(Data extracts Opens)
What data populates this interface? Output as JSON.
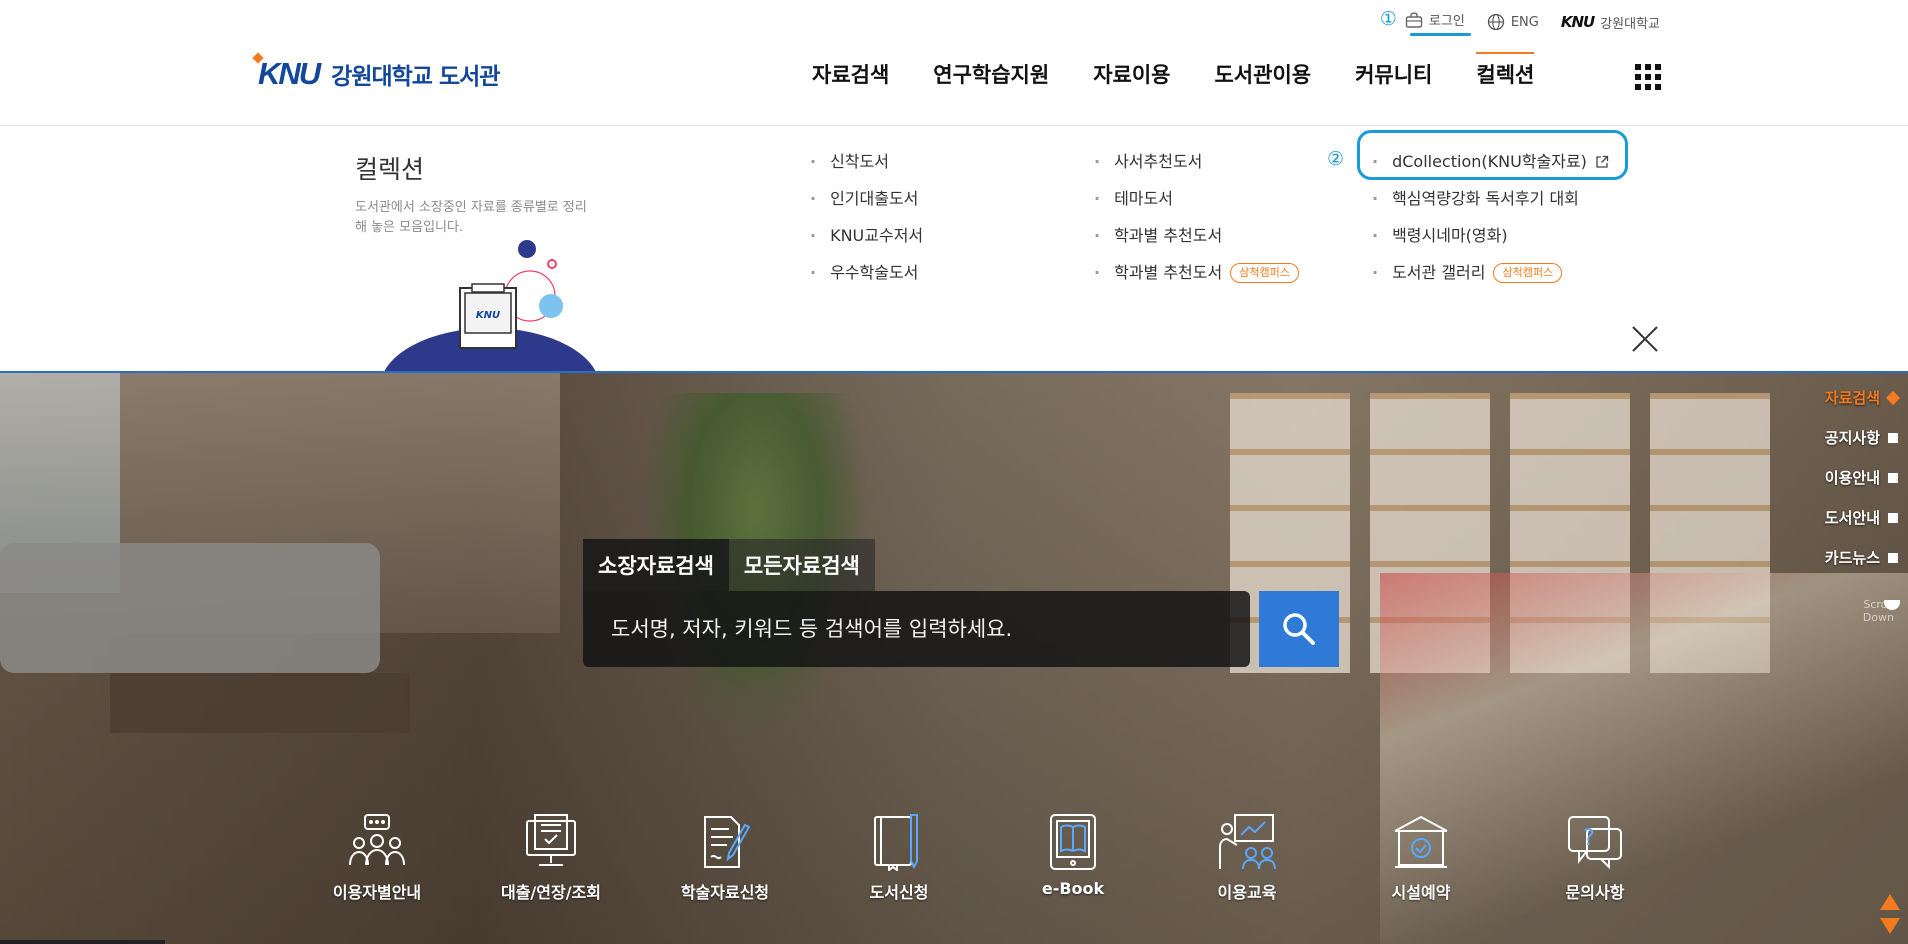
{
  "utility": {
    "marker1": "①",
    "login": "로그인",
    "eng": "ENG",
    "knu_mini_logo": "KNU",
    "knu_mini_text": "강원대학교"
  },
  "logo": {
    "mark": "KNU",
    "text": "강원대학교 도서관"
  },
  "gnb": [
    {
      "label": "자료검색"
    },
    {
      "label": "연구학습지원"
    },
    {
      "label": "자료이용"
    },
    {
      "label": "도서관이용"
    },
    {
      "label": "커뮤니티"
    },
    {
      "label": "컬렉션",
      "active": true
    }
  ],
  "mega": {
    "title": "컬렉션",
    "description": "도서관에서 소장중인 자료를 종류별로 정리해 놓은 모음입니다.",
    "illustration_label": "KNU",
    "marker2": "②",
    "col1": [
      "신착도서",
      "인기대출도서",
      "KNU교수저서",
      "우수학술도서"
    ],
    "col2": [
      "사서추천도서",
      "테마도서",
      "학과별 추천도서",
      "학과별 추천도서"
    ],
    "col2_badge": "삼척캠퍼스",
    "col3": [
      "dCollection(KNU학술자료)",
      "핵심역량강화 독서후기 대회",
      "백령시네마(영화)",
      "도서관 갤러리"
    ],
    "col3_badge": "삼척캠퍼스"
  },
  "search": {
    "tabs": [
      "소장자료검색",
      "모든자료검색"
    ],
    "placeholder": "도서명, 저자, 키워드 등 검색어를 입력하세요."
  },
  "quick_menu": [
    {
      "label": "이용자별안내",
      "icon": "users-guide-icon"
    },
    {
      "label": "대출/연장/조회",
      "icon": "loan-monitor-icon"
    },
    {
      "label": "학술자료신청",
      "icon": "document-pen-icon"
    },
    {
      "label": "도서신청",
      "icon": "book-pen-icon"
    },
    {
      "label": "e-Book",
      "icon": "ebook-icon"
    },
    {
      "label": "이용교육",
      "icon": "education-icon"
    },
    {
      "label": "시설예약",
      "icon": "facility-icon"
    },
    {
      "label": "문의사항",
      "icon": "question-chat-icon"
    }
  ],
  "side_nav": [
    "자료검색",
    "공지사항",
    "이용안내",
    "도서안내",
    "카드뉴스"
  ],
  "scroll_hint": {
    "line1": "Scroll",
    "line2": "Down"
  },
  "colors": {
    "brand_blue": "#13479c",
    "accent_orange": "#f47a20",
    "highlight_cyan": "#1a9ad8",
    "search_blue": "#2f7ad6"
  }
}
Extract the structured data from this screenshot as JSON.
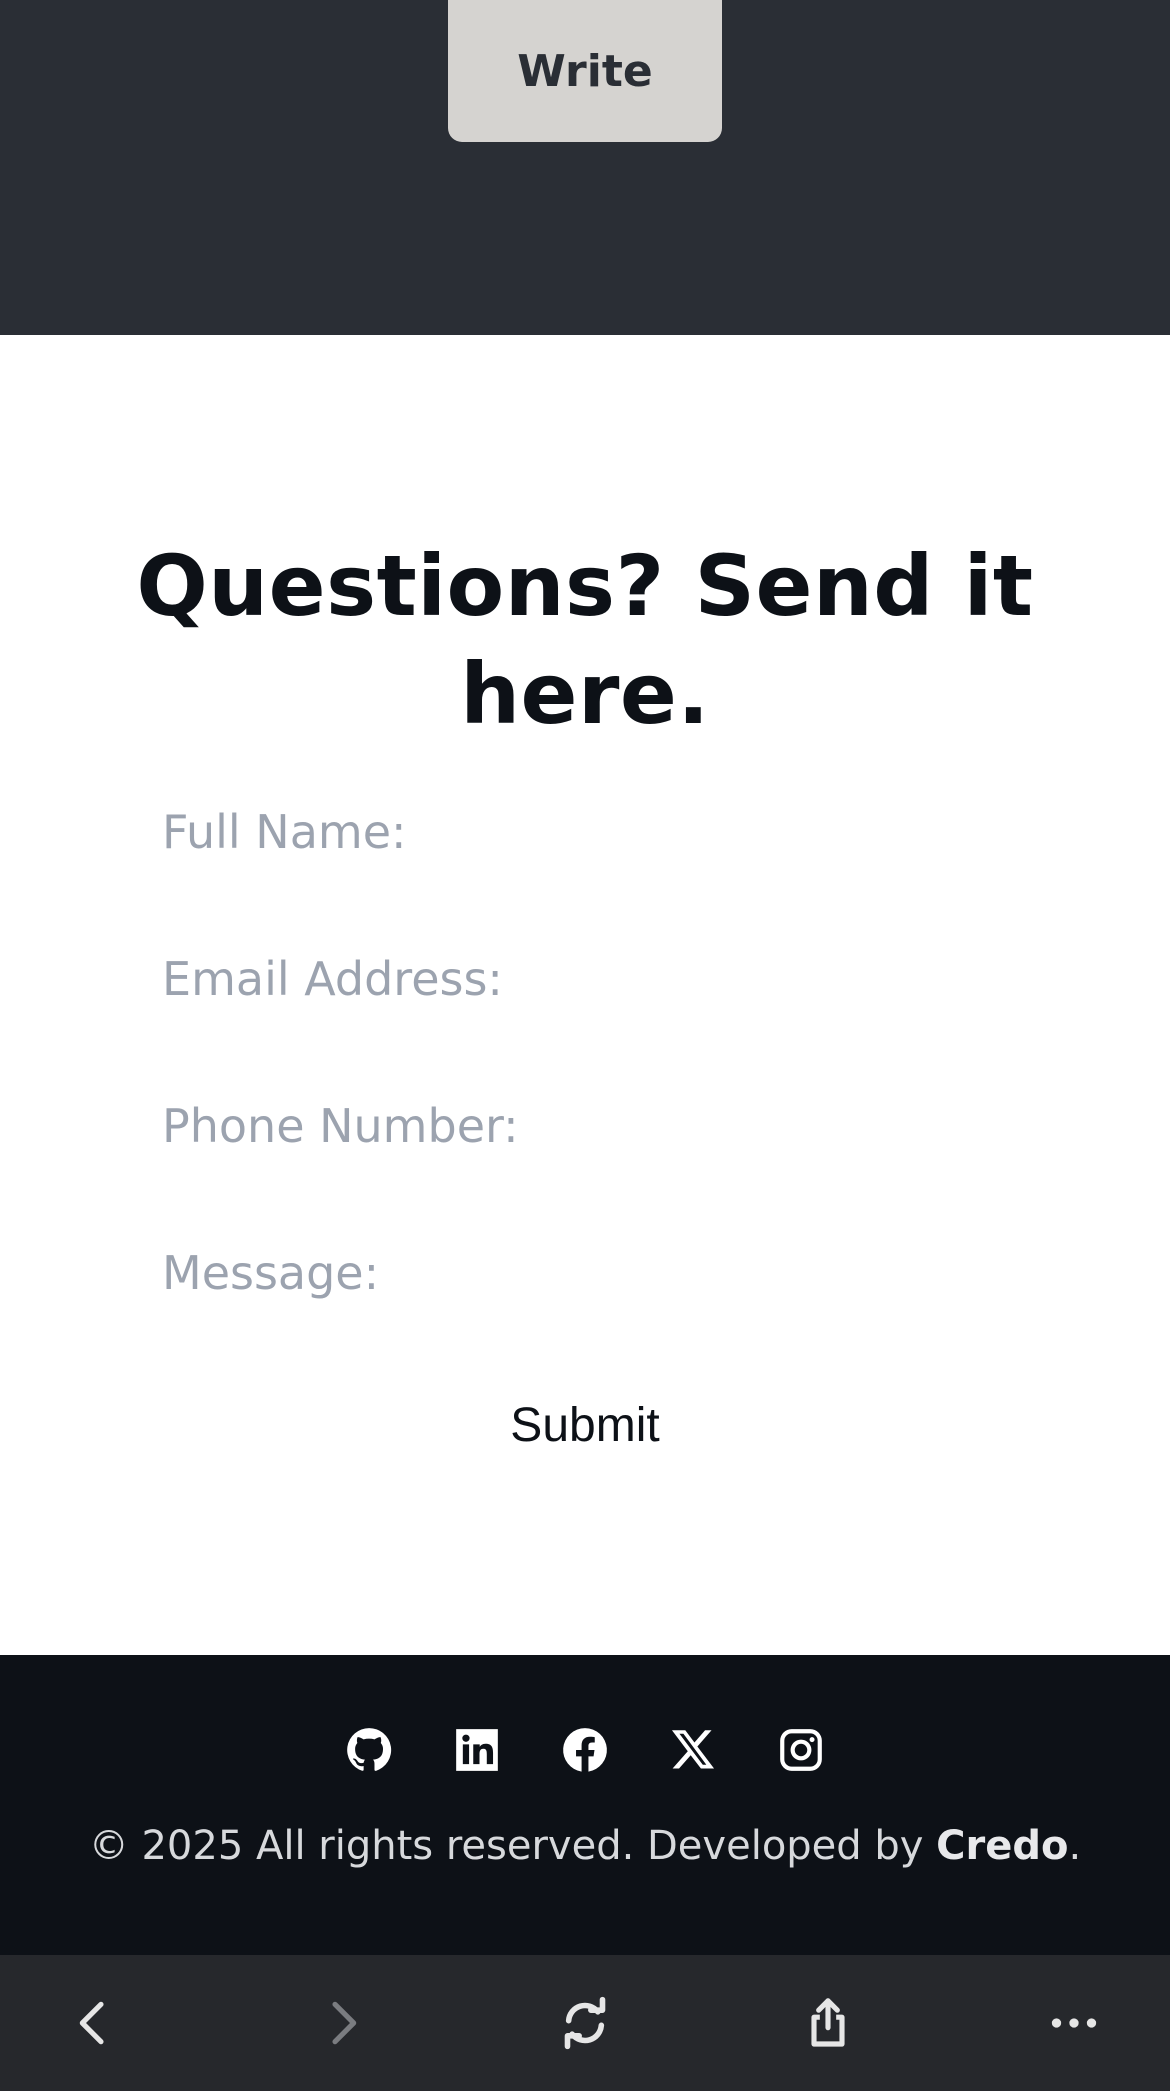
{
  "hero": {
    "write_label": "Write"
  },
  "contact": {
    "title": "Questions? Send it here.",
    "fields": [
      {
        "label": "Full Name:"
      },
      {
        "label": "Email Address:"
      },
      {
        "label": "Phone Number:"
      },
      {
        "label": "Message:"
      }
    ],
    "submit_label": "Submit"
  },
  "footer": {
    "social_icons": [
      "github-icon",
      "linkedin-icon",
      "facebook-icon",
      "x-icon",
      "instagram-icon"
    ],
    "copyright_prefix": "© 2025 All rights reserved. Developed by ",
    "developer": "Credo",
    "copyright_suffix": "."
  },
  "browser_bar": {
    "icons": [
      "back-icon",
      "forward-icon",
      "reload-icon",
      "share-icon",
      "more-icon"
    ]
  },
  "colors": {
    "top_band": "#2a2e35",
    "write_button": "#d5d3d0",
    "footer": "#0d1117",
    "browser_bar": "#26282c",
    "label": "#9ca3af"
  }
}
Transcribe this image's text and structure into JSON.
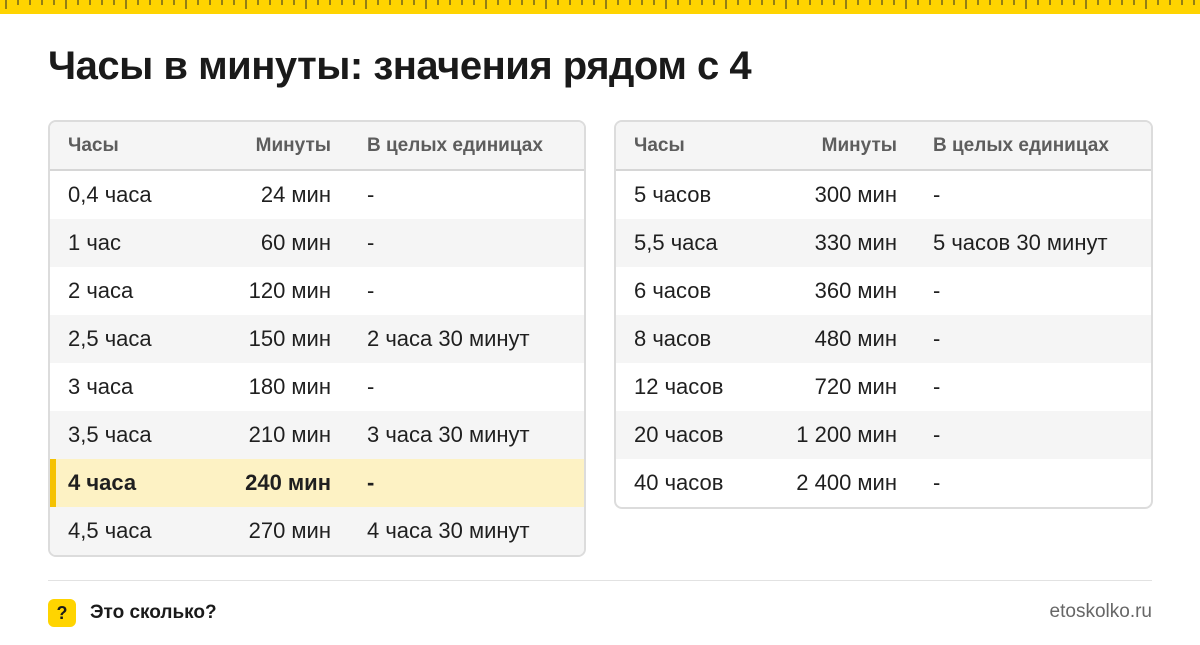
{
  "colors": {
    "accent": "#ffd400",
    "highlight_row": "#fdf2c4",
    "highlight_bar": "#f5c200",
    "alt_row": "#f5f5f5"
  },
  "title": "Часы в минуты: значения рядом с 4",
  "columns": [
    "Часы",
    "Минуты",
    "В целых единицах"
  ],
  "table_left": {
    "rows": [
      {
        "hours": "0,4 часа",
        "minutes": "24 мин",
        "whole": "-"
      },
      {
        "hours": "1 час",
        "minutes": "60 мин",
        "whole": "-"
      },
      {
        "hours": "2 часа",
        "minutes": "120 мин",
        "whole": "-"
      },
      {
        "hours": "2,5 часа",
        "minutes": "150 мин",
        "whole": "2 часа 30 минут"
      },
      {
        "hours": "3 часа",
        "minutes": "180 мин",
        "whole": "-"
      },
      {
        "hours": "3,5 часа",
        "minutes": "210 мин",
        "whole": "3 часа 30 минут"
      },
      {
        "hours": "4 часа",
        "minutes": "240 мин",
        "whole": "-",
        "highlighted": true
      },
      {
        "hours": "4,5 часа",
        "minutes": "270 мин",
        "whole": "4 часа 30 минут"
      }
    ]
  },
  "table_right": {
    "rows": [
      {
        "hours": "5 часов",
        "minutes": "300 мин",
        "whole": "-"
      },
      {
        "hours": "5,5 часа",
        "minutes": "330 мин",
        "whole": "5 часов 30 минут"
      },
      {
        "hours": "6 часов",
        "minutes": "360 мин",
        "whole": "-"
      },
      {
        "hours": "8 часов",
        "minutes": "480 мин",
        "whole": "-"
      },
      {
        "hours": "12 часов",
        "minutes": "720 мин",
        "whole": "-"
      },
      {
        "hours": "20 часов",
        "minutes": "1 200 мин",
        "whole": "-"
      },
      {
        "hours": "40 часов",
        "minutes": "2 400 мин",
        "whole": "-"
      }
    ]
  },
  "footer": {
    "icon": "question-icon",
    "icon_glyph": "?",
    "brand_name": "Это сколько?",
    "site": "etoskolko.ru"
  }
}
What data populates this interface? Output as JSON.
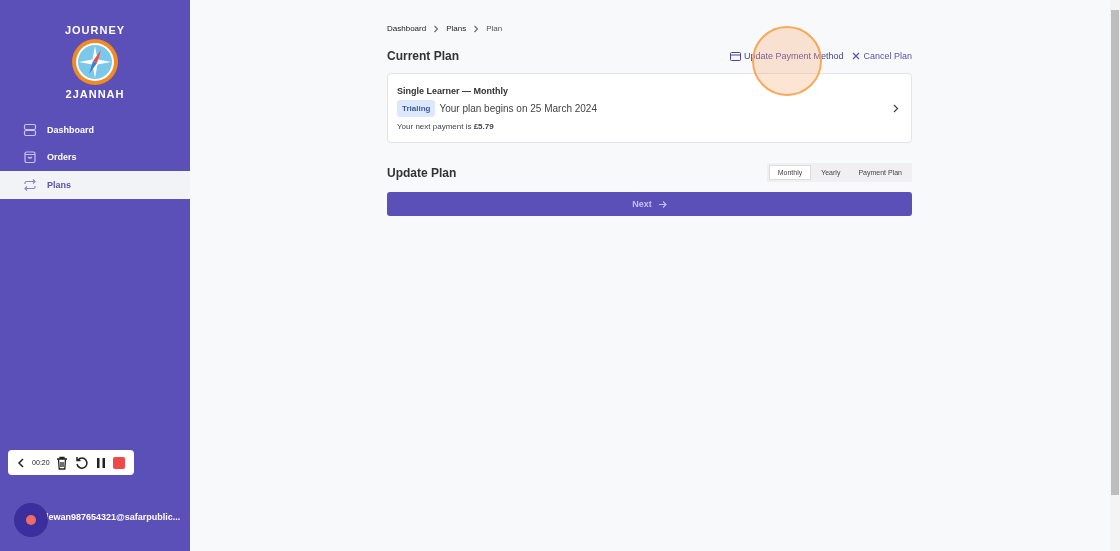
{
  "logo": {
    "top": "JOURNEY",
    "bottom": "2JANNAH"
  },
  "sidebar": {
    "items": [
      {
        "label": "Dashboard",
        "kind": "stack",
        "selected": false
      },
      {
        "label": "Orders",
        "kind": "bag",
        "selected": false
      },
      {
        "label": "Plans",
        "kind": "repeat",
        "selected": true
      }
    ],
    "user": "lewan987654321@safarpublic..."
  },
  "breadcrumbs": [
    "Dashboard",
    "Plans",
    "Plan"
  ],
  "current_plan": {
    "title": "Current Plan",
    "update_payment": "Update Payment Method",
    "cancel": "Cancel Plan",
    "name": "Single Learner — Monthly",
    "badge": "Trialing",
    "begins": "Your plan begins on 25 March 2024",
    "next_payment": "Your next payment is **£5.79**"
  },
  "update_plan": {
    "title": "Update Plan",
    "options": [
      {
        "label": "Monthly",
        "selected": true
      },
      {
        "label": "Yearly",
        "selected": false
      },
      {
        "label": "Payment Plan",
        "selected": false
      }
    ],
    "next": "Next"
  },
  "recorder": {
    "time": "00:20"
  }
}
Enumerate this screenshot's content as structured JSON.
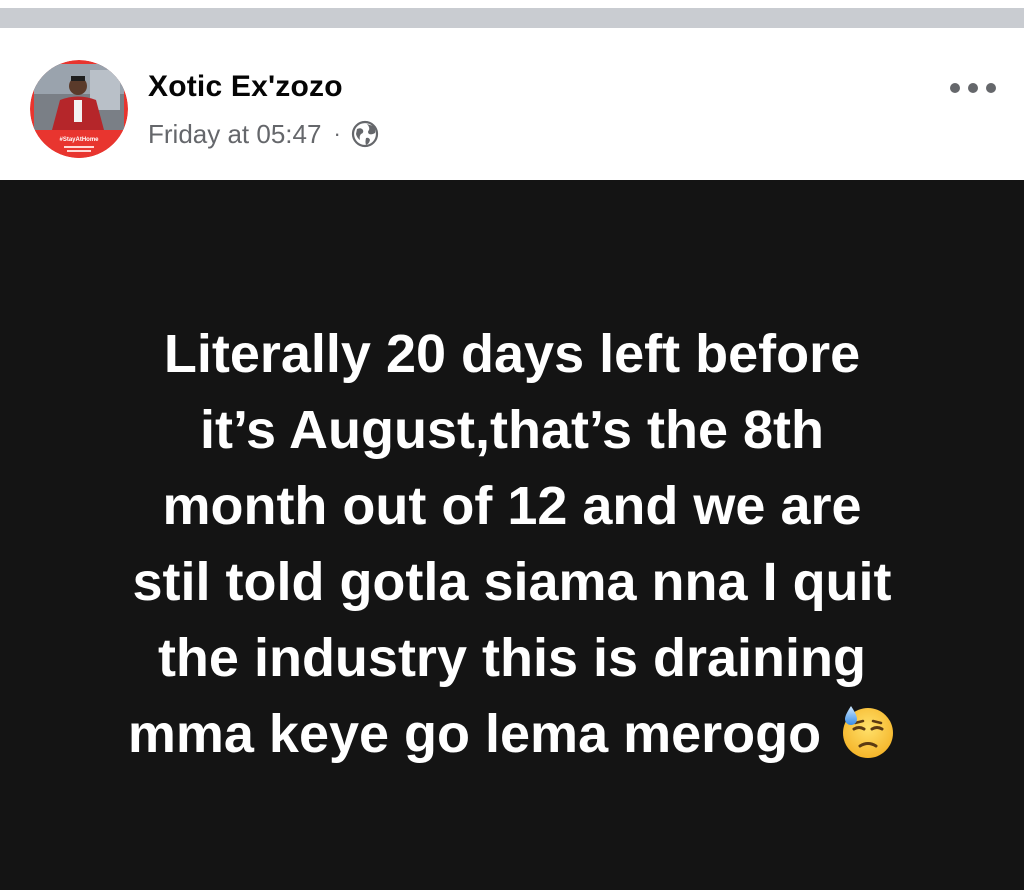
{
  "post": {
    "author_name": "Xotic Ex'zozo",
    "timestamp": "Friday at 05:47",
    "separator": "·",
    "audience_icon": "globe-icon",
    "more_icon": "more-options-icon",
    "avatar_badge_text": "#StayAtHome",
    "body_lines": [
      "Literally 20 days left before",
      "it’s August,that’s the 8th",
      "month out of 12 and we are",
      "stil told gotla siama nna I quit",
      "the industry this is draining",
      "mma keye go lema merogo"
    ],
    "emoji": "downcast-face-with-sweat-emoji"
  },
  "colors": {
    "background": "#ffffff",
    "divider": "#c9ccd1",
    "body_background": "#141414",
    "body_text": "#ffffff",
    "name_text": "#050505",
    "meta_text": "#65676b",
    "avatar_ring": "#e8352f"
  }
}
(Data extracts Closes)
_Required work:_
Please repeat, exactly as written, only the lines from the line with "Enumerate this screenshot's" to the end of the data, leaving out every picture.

_Written reply:_
Enumerate this screenshot's content as structured JSON.
{
  "post": {
    "author_name": "Xotic Ex'zozo",
    "timestamp": "Friday at 05:47",
    "separator": "·",
    "audience_icon": "globe-icon",
    "more_icon": "more-options-icon",
    "avatar_badge_text": "#StayAtHome",
    "body_lines": [
      "Literally 20 days left before",
      "it’s August,that’s the 8th",
      "month out of 12 and we are",
      "stil told gotla siama nna I quit",
      "the industry this is draining",
      "mma keye go lema merogo"
    ],
    "emoji": "downcast-face-with-sweat-emoji"
  },
  "colors": {
    "background": "#ffffff",
    "divider": "#c9ccd1",
    "body_background": "#141414",
    "body_text": "#ffffff",
    "name_text": "#050505",
    "meta_text": "#65676b",
    "avatar_ring": "#e8352f"
  }
}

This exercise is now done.